### [Task details]
Please return every line of the records below that contains the word "bank".

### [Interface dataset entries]
|---|

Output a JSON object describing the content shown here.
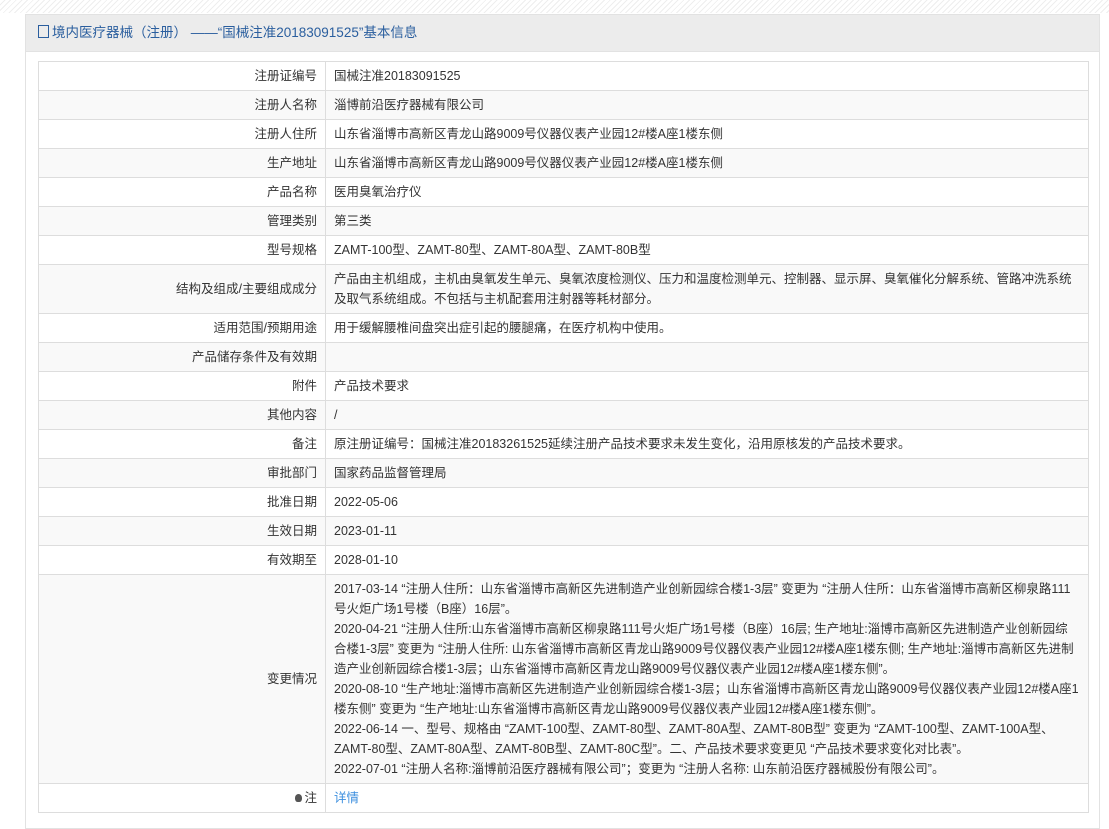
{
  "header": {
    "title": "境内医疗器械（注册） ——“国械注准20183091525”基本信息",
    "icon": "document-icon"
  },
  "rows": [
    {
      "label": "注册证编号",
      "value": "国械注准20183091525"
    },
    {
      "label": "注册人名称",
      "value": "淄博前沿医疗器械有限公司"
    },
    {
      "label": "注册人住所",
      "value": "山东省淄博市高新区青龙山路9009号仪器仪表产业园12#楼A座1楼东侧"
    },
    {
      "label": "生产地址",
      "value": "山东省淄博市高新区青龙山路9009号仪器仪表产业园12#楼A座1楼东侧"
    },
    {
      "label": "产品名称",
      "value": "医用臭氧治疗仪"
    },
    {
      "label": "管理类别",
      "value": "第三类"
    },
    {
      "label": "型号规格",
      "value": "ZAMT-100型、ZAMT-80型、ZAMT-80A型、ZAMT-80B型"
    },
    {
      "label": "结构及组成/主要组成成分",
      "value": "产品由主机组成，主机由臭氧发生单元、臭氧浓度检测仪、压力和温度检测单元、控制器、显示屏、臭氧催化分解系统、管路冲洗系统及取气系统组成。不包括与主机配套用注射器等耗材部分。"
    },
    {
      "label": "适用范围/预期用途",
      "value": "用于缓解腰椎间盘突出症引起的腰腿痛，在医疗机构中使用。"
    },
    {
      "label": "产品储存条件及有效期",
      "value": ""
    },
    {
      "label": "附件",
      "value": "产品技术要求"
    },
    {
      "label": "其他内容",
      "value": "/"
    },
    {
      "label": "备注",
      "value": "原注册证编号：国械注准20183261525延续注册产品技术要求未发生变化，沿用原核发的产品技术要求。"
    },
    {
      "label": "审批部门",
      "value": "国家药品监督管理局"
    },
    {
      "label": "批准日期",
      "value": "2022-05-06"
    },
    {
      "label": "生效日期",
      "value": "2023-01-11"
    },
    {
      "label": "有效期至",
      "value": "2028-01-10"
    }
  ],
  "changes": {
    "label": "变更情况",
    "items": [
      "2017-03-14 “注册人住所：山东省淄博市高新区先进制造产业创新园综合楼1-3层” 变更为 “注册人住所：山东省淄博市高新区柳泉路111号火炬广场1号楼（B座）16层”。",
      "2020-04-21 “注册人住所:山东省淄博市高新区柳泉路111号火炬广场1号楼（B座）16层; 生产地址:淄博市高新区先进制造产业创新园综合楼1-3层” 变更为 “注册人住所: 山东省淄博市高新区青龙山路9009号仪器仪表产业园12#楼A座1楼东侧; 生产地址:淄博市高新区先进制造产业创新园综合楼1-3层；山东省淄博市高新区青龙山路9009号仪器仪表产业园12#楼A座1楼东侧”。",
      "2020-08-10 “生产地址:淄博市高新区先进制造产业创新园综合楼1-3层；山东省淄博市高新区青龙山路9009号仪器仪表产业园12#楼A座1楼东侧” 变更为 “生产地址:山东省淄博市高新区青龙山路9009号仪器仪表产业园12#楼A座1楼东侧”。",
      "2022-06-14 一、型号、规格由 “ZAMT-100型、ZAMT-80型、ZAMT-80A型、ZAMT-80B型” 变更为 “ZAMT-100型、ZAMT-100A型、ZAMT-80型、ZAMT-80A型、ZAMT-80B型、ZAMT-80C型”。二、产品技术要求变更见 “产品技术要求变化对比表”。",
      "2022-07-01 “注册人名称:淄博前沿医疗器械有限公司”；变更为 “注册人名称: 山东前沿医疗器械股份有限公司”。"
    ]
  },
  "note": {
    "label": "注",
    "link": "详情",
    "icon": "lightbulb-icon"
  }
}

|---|

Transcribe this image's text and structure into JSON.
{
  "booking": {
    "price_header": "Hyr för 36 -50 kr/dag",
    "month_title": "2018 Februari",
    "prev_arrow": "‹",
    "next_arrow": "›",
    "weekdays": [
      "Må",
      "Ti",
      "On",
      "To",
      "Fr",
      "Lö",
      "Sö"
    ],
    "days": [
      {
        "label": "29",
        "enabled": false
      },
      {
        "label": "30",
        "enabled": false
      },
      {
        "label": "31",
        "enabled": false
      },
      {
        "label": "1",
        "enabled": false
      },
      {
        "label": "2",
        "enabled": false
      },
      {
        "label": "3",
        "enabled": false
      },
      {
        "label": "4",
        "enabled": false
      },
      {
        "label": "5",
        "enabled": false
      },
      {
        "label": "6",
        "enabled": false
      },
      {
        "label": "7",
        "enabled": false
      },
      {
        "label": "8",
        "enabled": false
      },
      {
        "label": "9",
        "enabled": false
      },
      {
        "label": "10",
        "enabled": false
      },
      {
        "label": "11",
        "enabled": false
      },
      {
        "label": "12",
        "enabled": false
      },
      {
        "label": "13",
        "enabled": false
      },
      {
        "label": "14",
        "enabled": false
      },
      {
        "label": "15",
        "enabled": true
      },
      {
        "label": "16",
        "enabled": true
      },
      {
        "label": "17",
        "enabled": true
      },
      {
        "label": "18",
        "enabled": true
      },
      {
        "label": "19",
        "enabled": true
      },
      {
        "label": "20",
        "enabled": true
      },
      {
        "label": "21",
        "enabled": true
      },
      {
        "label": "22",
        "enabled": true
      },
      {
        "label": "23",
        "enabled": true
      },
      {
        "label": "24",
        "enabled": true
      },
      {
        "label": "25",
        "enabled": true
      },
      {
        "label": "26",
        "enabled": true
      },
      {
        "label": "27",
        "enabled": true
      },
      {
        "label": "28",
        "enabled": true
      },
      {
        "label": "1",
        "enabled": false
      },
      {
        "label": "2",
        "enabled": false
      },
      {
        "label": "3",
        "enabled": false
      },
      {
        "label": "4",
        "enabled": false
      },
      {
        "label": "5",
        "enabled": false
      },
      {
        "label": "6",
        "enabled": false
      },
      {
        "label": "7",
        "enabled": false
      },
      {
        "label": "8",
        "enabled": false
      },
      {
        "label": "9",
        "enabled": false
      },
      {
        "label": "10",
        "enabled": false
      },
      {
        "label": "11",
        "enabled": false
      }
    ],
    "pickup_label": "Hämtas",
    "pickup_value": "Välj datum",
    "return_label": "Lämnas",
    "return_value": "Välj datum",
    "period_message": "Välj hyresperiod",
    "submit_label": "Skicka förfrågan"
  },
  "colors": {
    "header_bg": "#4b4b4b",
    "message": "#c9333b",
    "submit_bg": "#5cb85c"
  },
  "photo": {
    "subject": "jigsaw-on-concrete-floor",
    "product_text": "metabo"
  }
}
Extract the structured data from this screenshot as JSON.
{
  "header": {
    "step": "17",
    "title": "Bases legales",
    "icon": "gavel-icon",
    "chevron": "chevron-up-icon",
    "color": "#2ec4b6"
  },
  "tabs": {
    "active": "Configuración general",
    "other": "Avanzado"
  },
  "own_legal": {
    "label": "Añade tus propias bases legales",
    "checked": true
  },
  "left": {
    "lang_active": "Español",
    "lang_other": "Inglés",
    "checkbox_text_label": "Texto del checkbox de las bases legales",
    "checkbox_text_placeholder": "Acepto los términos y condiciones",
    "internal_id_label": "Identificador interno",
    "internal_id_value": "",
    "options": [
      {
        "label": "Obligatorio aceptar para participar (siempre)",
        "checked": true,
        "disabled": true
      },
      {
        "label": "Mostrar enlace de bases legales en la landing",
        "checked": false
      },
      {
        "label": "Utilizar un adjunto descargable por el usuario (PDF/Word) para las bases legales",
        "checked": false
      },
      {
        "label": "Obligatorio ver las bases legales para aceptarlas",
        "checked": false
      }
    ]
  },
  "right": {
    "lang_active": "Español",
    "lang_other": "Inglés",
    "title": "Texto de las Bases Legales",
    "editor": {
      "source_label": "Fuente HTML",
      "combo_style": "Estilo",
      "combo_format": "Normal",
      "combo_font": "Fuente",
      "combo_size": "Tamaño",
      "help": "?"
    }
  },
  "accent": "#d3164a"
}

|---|

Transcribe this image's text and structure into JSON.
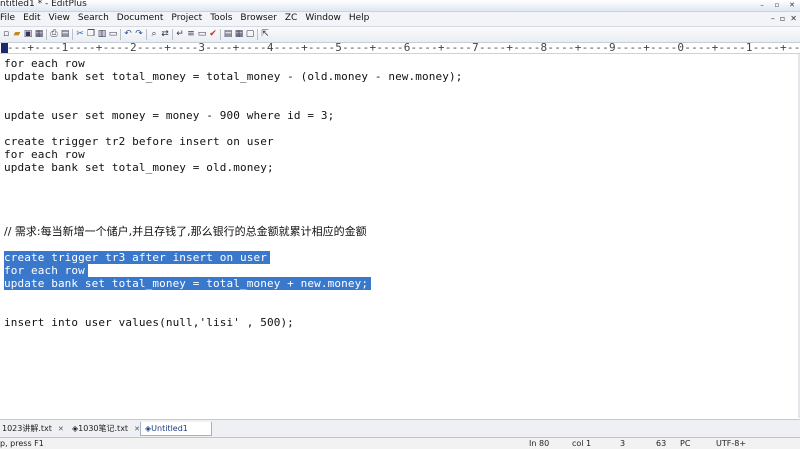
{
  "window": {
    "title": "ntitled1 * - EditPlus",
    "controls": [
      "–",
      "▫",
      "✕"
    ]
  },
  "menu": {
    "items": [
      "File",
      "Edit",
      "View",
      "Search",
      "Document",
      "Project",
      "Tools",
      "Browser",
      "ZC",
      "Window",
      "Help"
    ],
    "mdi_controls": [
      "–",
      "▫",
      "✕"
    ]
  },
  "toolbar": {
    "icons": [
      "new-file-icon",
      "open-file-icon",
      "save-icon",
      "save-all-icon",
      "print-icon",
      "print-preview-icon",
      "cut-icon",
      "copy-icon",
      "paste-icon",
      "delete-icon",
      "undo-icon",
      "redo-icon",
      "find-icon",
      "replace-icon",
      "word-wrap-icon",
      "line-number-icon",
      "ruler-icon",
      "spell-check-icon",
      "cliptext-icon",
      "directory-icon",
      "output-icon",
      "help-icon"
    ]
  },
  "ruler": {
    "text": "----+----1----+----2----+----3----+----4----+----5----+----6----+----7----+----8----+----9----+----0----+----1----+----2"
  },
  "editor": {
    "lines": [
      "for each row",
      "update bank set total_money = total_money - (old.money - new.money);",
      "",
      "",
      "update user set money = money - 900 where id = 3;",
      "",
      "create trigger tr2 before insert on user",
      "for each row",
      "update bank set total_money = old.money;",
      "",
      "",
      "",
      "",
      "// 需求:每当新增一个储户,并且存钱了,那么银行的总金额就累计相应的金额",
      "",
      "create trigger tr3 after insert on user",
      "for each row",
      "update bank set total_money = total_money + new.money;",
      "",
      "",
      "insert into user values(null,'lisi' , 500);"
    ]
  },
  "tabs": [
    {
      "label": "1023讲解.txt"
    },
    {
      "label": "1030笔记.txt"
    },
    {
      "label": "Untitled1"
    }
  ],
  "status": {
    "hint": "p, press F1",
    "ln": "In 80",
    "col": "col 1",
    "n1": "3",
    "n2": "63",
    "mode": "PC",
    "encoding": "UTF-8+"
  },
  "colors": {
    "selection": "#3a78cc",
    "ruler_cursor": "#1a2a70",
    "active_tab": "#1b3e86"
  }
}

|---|

### [Written answer]
      "update bank set total_money = total_money - (old.money - new.money);",
      "update bank set total_money = old.money;",
      "update bank set total_money = total_money + new.money;",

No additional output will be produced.